1. Peer pressure and social comparisons. It’s the proverbial ‘keeping up with the Joneses’. We are inherently social creatures, and the desire to fit in or keep up with peers can lead to increased spending. Whether it’s a new car, a luxury vacation or the latest gadgets, the pressure to match the lifestyle of those around us can be a powerful driver of excess spending. You keep driving by the nice cars in your neighbors’ driveways and, next thing you know, you are trading in your car. Those social clubs and sports or music lessons can quickly add up.
2. Marketing and consumer culture. Advertisements and marketing campaigns are designed to create desires and promote consumption. The constant exposure to these messages can influence individuals to seek instant gratification through purchases, even if it means compromising long-term financial stability.
3. Lack of financial awareness. Lifestyle creep happens when we are not fully aware or paying attention to our financial situation and the consequences of the changed spending habits. Without mindfulness toward a long-term financial plan, short-term decisions can have long-term financial consequences without realizing.
Mitigating Lifestyle Creep
While lifestyle creep can be a recurring challenge, it is not inevitable. With mindfulness and focus on your financial plan, we can navigate the everyday purchasing decisions during a period of increased income and avoid the pitfalls of ever-present opportunities to spend.
1. Prioritize savings. With a bump in pay or receipt of a bonus, making a bump in savings a priority quickly pushes lifestyle creep out of the way.
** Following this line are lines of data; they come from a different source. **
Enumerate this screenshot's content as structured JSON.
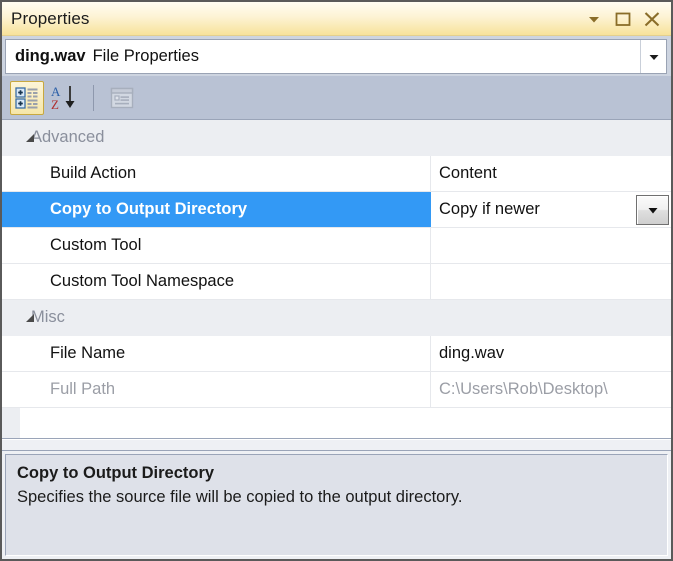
{
  "window": {
    "title": "Properties",
    "buttons": [
      {
        "name": "dropdown",
        "label": "Window options"
      },
      {
        "name": "maximize",
        "label": "Maximize"
      },
      {
        "name": "close",
        "label": "Close"
      }
    ]
  },
  "selector": {
    "object_name": "ding.wav",
    "object_type": "File Properties",
    "arrow": "chevron-down-icon"
  },
  "toolbar": {
    "categorized": {
      "label": "Categorized",
      "active": true
    },
    "alphabetical": {
      "label": "Alphabetical",
      "active": false,
      "letter_top": "A",
      "letter_bottom": "Z"
    },
    "property_pages": {
      "label": "Property Pages",
      "disabled": true
    }
  },
  "grid": {
    "categories": [
      {
        "name": "Advanced",
        "expanded": true,
        "properties": [
          {
            "name": "Build Action",
            "value": "Content",
            "selected": false,
            "readonly": false,
            "editor": "none"
          },
          {
            "name": "Copy to Output Directory",
            "value": "Copy if newer",
            "selected": true,
            "readonly": false,
            "editor": "dropdown"
          },
          {
            "name": "Custom Tool",
            "value": "",
            "selected": false,
            "readonly": false,
            "editor": "none"
          },
          {
            "name": "Custom Tool Namespace",
            "value": "",
            "selected": false,
            "readonly": false,
            "editor": "none"
          }
        ]
      },
      {
        "name": "Misc",
        "expanded": true,
        "properties": [
          {
            "name": "File Name",
            "value": "ding.wav",
            "selected": false,
            "readonly": false,
            "editor": "none"
          },
          {
            "name": "Full Path",
            "value": "C:\\Users\\Rob\\Desktop\\",
            "selected": false,
            "readonly": true,
            "editor": "none"
          }
        ]
      }
    ]
  },
  "description": {
    "title": "Copy to Output Directory",
    "text": "Specifies the source file will be copied to the output directory."
  },
  "colors": {
    "title_gradient_top": "#fffdf2",
    "title_gradient_bottom": "#f7e29a",
    "selection_blue": "#3399f5",
    "toolbar_bg": "#b9c2d4",
    "category_bg": "#eceef2",
    "description_bg": "#dee1e9",
    "frame_border": "#5a5a5a"
  }
}
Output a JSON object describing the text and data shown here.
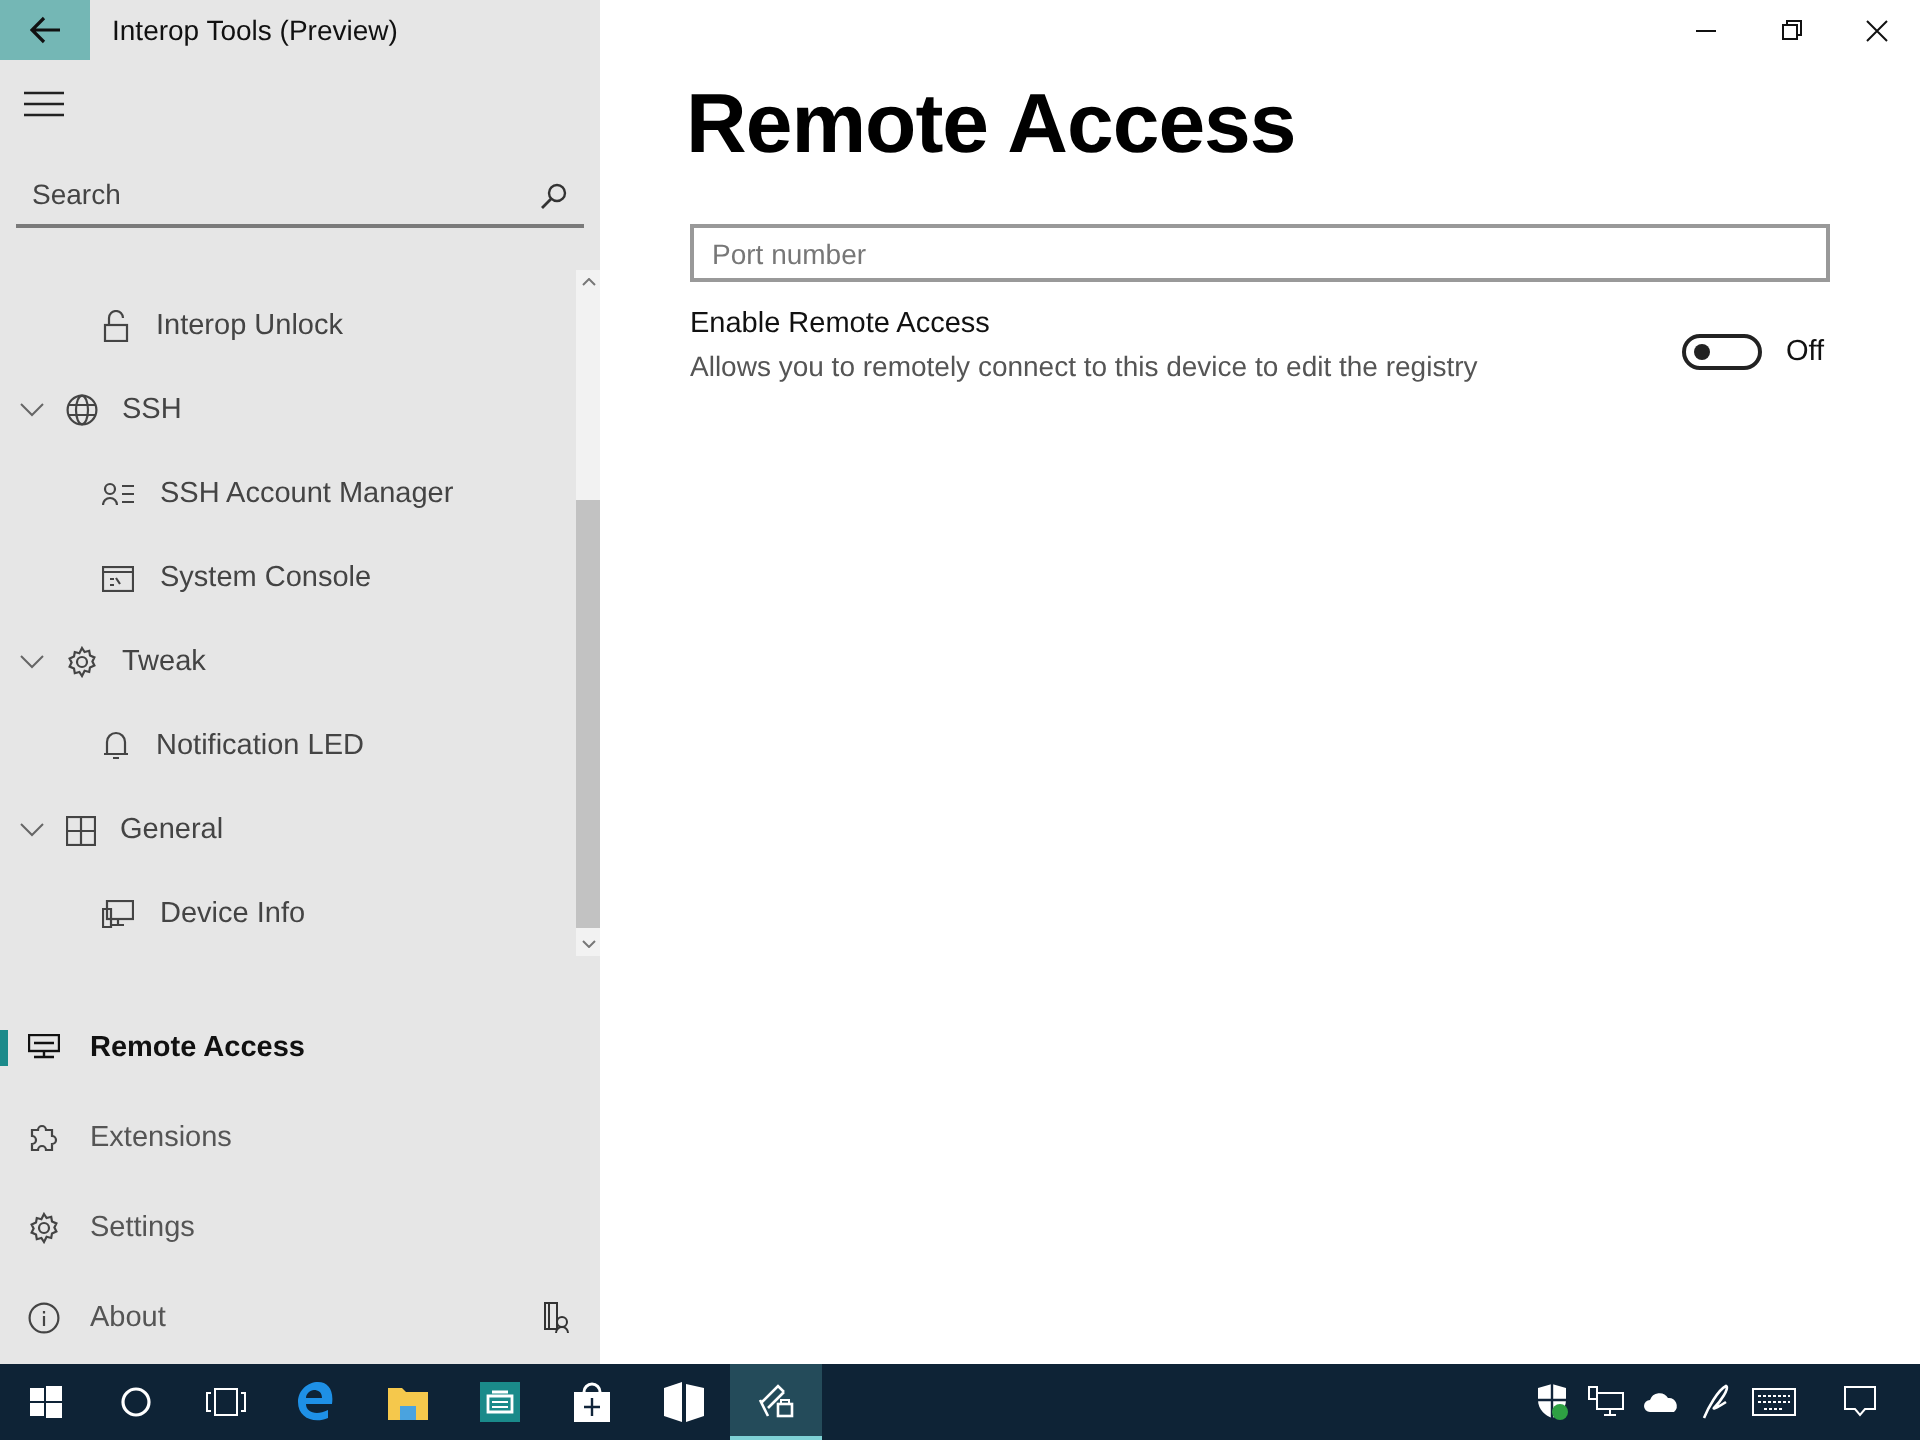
{
  "window": {
    "title": "Interop Tools (Preview)"
  },
  "search": {
    "placeholder": "Search"
  },
  "tree": [
    {
      "children": [
        {
          "label": "Interop Unlock"
        }
      ]
    },
    {
      "label": "SSH",
      "expanded": true,
      "children": [
        {
          "label": "SSH Account Manager"
        },
        {
          "label": "System Console"
        }
      ]
    },
    {
      "label": "Tweak",
      "expanded": true,
      "children": [
        {
          "label": "Notification LED"
        }
      ]
    },
    {
      "label": "General",
      "expanded": true,
      "children": [
        {
          "label": "Device Info"
        }
      ]
    }
  ],
  "nav": [
    {
      "label": "Remote Access",
      "selected": true
    },
    {
      "label": "Extensions",
      "selected": false
    },
    {
      "label": "Settings",
      "selected": false
    },
    {
      "label": "About",
      "selected": false
    }
  ],
  "page": {
    "title": "Remote Access",
    "port_field": {
      "placeholder": "Port number"
    },
    "setting": {
      "label": "Enable Remote Access",
      "description": "Allows you to remotely connect to this device to edit the registry",
      "on": false,
      "state_text": "Off"
    }
  },
  "taskbar": {
    "apps": [
      {
        "selected": false
      },
      {
        "selected": false
      },
      {
        "selected": false
      },
      {
        "selected": false
      },
      {
        "selected": false
      },
      {
        "selected": true
      }
    ]
  }
}
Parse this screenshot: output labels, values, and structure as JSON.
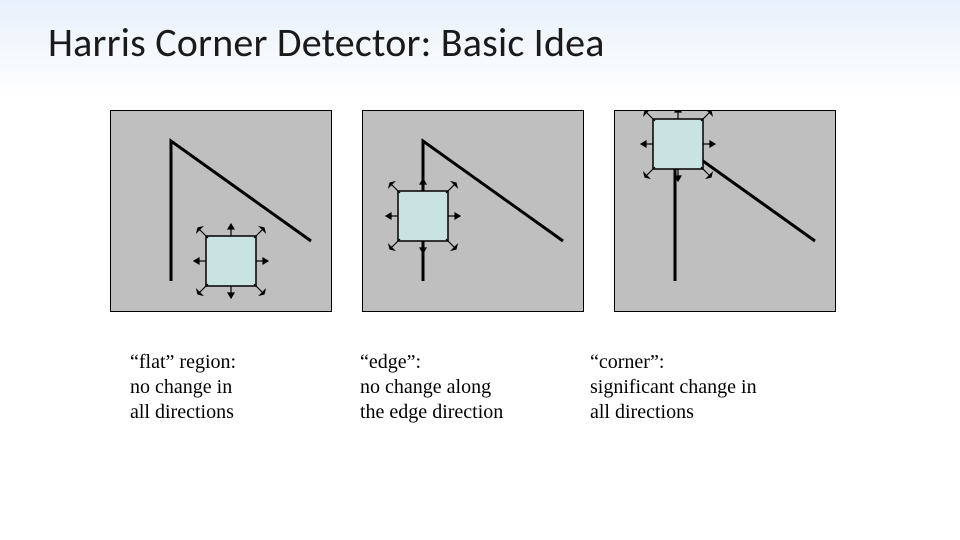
{
  "title": "Harris Corner Detector: Basic Idea",
  "captions": {
    "flat": {
      "label": "“flat” region:",
      "line2": "no change in",
      "line3": "all directions"
    },
    "edge": {
      "label": "“edge”:",
      "line2": "no change along",
      "line3": "the edge direction"
    },
    "corner": {
      "label": "“corner”:",
      "line2": "significant change in",
      "line3": "all directions"
    }
  },
  "panels": {
    "flat": {
      "window_pos": "lower-middle"
    },
    "edge": {
      "window_pos": "on-edge"
    },
    "corner": {
      "window_pos": "on-corner"
    }
  },
  "colors": {
    "panel_bg": "#bfbfbf",
    "window_fill": "#c9e2e2",
    "stroke": "#000000"
  }
}
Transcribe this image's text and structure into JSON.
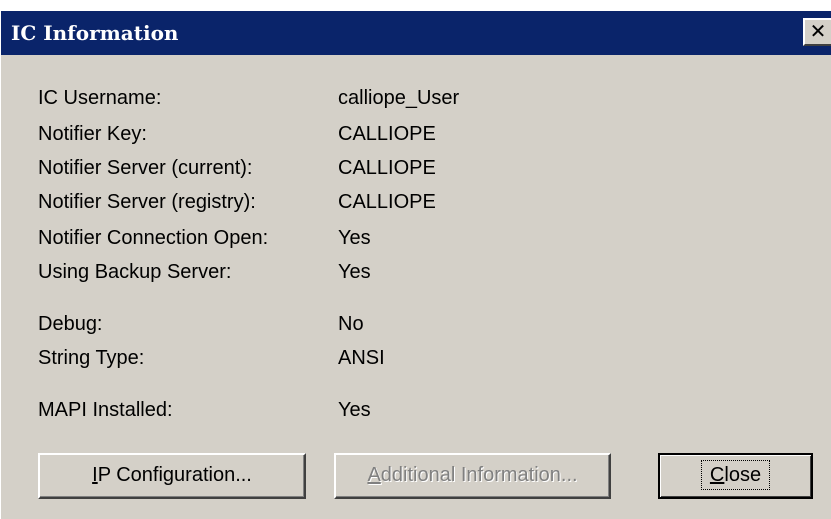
{
  "window": {
    "title": "IC Information",
    "close_glyph": "✕"
  },
  "info": [
    {
      "label": "IC Username:",
      "value": "calliope_User"
    },
    {
      "label": "Notifier Key:",
      "value": "CALLIOPE"
    },
    {
      "label": "Notifier Server (current):",
      "value": "CALLIOPE"
    },
    {
      "label": "Notifier Server (registry):",
      "value": "CALLIOPE"
    },
    {
      "label": "Notifier Connection Open:",
      "value": "Yes"
    },
    {
      "label": "Using Backup Server:",
      "value": "Yes"
    },
    {
      "label": "Debug:",
      "value": "No"
    },
    {
      "label": "String Type:",
      "value": "ANSI"
    },
    {
      "label": "MAPI Installed:",
      "value": "Yes"
    }
  ],
  "buttons": {
    "ip_config": {
      "mnemonic": "I",
      "rest": "P Configuration..."
    },
    "additional": {
      "mnemonic": "A",
      "rest": "dditional Information...",
      "enabled": false
    },
    "close": {
      "mnemonic": "C",
      "rest": "lose"
    }
  },
  "colors": {
    "titlebar": "#0a246a",
    "dialog_bg": "#d4d0c8",
    "disabled_text": "#808080"
  }
}
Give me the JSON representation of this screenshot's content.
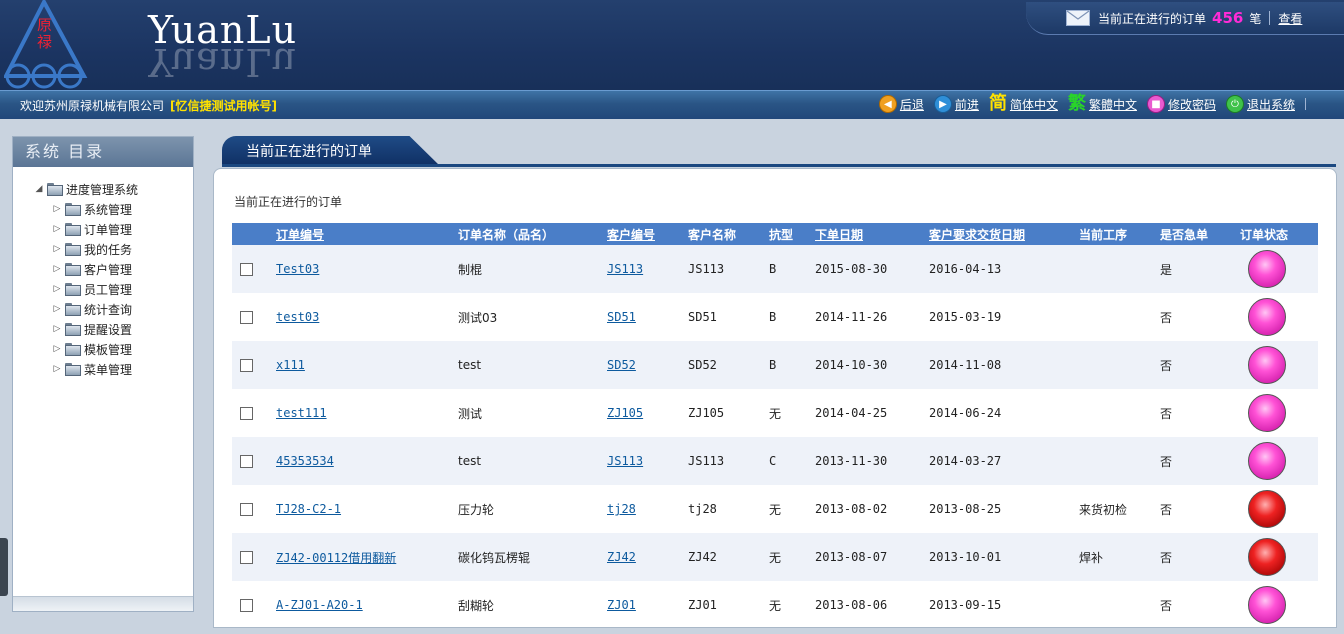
{
  "header": {
    "brand": "YuanLu",
    "logo_text": "原禄",
    "notification": {
      "prefix": "当前正在进行的订单",
      "count": "456",
      "unit": "笔",
      "view_link": "查看"
    }
  },
  "navbar": {
    "welcome": "欢迎苏州原禄机械有限公司",
    "account": "[忆信捷测试用帐号]",
    "links": [
      {
        "label": "后退",
        "icon": "back-arrow-icon"
      },
      {
        "label": "前进",
        "icon": "forward-arrow-icon"
      },
      {
        "label": "简体中文",
        "glyph": "简",
        "icon": "simplified-chinese-icon"
      },
      {
        "label": "繁體中文",
        "glyph": "繁",
        "icon": "traditional-chinese-icon"
      },
      {
        "label": "修改密码",
        "icon": "lock-icon"
      },
      {
        "label": "退出系统",
        "icon": "exit-icon"
      }
    ]
  },
  "sidebar": {
    "title": "系统 目录",
    "root": "进度管理系统",
    "items": [
      "系统管理",
      "订单管理",
      "我的任务",
      "客户管理",
      "员工管理",
      "统计查询",
      "提醒设置",
      "模板管理",
      "菜单管理"
    ]
  },
  "main": {
    "tab": "当前正在进行的订单",
    "panel_title": "当前正在进行的订单",
    "columns": [
      "订单编号",
      "订单名称（品名）",
      "客户编号",
      "客户名称",
      "抗型",
      "下单日期",
      "客户要求交货日期",
      "当前工序",
      "是否急单",
      "订单状态"
    ],
    "rows": [
      {
        "order_no": "Test03",
        "name": "制棍",
        "cust_no": "JS113",
        "cust_name": "JS113",
        "type": "B",
        "order_date": "2015-08-30",
        "due_date": "2016-04-13",
        "process": "",
        "urgent": "是",
        "status": "pink"
      },
      {
        "order_no": "test03",
        "name": "测试03",
        "cust_no": "SD51",
        "cust_name": "SD51",
        "type": "B",
        "order_date": "2014-11-26",
        "due_date": "2015-03-19",
        "process": "",
        "urgent": "否",
        "status": "pink"
      },
      {
        "order_no": "x111",
        "name": "test",
        "cust_no": "SD52",
        "cust_name": "SD52",
        "type": "B",
        "order_date": "2014-10-30",
        "due_date": "2014-11-08",
        "process": "",
        "urgent": "否",
        "status": "pink"
      },
      {
        "order_no": "test111",
        "name": "测试",
        "cust_no": "ZJ105",
        "cust_name": "ZJ105",
        "type": "无",
        "order_date": "2014-04-25",
        "due_date": "2014-06-24",
        "process": "",
        "urgent": "否",
        "status": "pink"
      },
      {
        "order_no": "45353534",
        "name": "test",
        "cust_no": "JS113",
        "cust_name": "JS113",
        "type": "C",
        "order_date": "2013-11-30",
        "due_date": "2014-03-27",
        "process": "",
        "urgent": "否",
        "status": "pink"
      },
      {
        "order_no": "TJ28-C2-1",
        "name": "压力轮",
        "cust_no": "tj28",
        "cust_name": "tj28",
        "type": "无",
        "order_date": "2013-08-02",
        "due_date": "2013-08-25",
        "process": "来货初检",
        "urgent": "否",
        "status": "red"
      },
      {
        "order_no": "ZJ42-00112借用翻新",
        "name": "碳化钨瓦楞辊",
        "cust_no": "ZJ42",
        "cust_name": "ZJ42",
        "type": "无",
        "order_date": "2013-08-07",
        "due_date": "2013-10-01",
        "process": "焊补",
        "urgent": "否",
        "status": "red"
      },
      {
        "order_no": "A-ZJ01-A20-1",
        "name": "刮糊轮",
        "cust_no": "ZJ01",
        "cust_name": "ZJ01",
        "type": "无",
        "order_date": "2013-08-06",
        "due_date": "2013-09-15",
        "process": "",
        "urgent": "否",
        "status": "pink"
      }
    ]
  },
  "colors": {
    "header_bg": "#1b3461",
    "table_header": "#4a7ec8",
    "status_pink": "#ff52d6",
    "status_red": "#ee2222",
    "account_yellow": "#ffe100",
    "count_magenta": "#ff2bd6"
  }
}
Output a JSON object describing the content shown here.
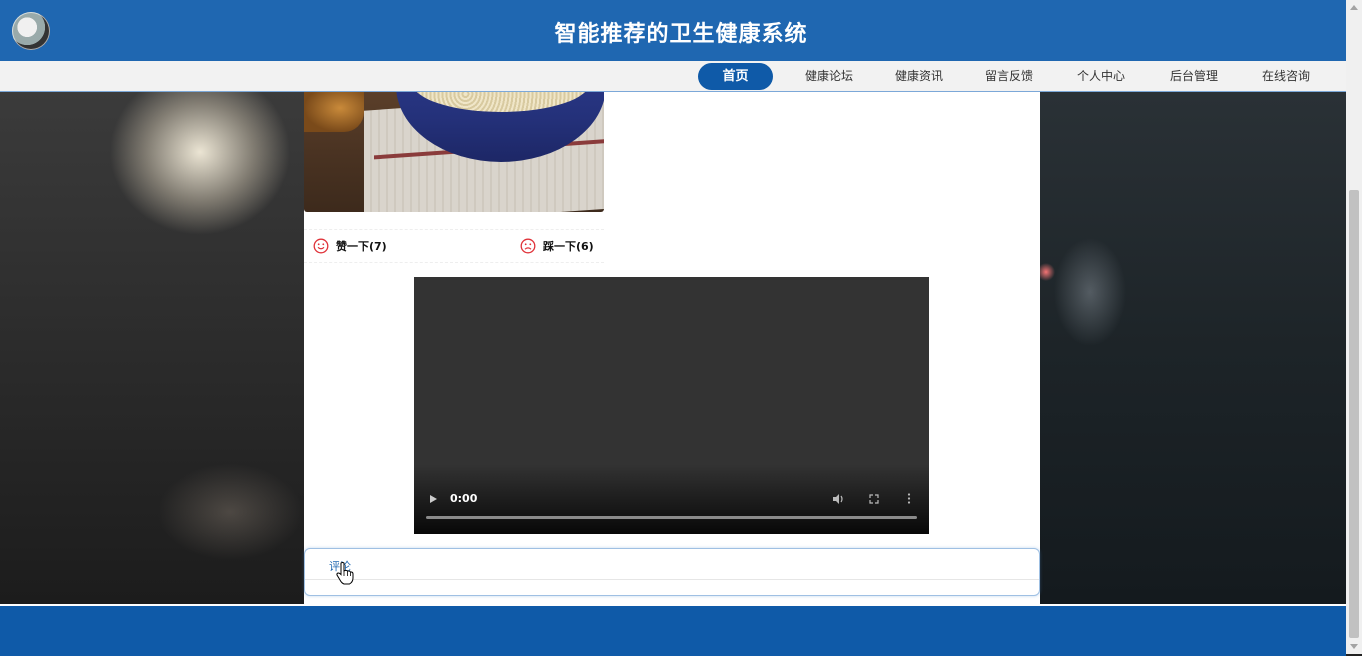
{
  "header": {
    "title": "智能推荐的卫生健康系统"
  },
  "nav": {
    "items": [
      {
        "label": "首页",
        "active": true
      },
      {
        "label": "健康论坛"
      },
      {
        "label": "健康资讯"
      },
      {
        "label": "留言反馈"
      },
      {
        "label": "个人中心"
      },
      {
        "label": "后台管理"
      },
      {
        "label": "在线咨询"
      }
    ]
  },
  "votes": {
    "like_label": "赞一下(7)",
    "dislike_label": "踩一下(6)"
  },
  "video": {
    "time": "0:00"
  },
  "comment": {
    "label": "评论"
  },
  "colors": {
    "brand": "#1f67b1",
    "footer": "#0f5aa8",
    "vote_icon": "#e0333a"
  }
}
Refilling any emergency fund can provide long-term peace of mind. If you can keep the same percentage focused for saving or make a quick funds transfer to savings after a bonus, you are well on your way to maintaining your plan toward your long-term goals.
2. Establish a budget and review it periodically. Create a budget to set financial goals and priorities. Revisit that budget periodically, especially when we experience a raise or receive a bonus. Understanding the balance between reasonably improving lifestyle and the increased income is key.
3. Know what really makes you happy. Self-awareness helps you to avoid lifestyle creep. If you know that developing and maintaining connections is important to you, then it is easy to prioritize the extras that enhance that aspect of life. If the latest fashion is not your passion, itis easier to resist the impulse to buy.
4. Create a “wish list” for the shorter-term, smaller items that would make your life better. While the larger purchase of a home should bring about a significant review of your financial situation, buying the new rug for the living room rarely elicits a trigger to review your finances. If, however, the new rug was part of the wish list, you might stop to compare its spot in your priorities to other lifestyle choices for that money. Make choices intentionally rather than impulsively.
5. Set realistic goals. Financial goals should not only be clearly defined but realistic for the type of life you can afford. Having a goal to enjoy a vacation or buy a new car is great but be honest with yourself as to what fits your life. Does a luxury resort fit, or can you make a country cabin relaxing? Is that next car a Honda or a Mercedes? Or can you make tradeoffs between vacation and car?
6. Learn to say ‘no’. The ability to say no to unnecessary expenses or social pressures is a powerful tool in managing lifestyle creep. Confidence in your priorities will help you maintain control over your spending habits.
7. Regularly review and adjust your financial plan. Financial circumstances change over time as do your goals. It’s essential to regularly review your short-term budget, your savings goals and your long-term life goals. A financial plan should be a living document that adjusts to ensure your goals are aligned with your situation and hopes.
The world is full of opportunities – opportunities to focus on your goals. It is also full of distractions that can lead you astray. You work hard and should be able to celebrate your accomplishments. Keeping your priorities at the forefront will help you realize long-term success.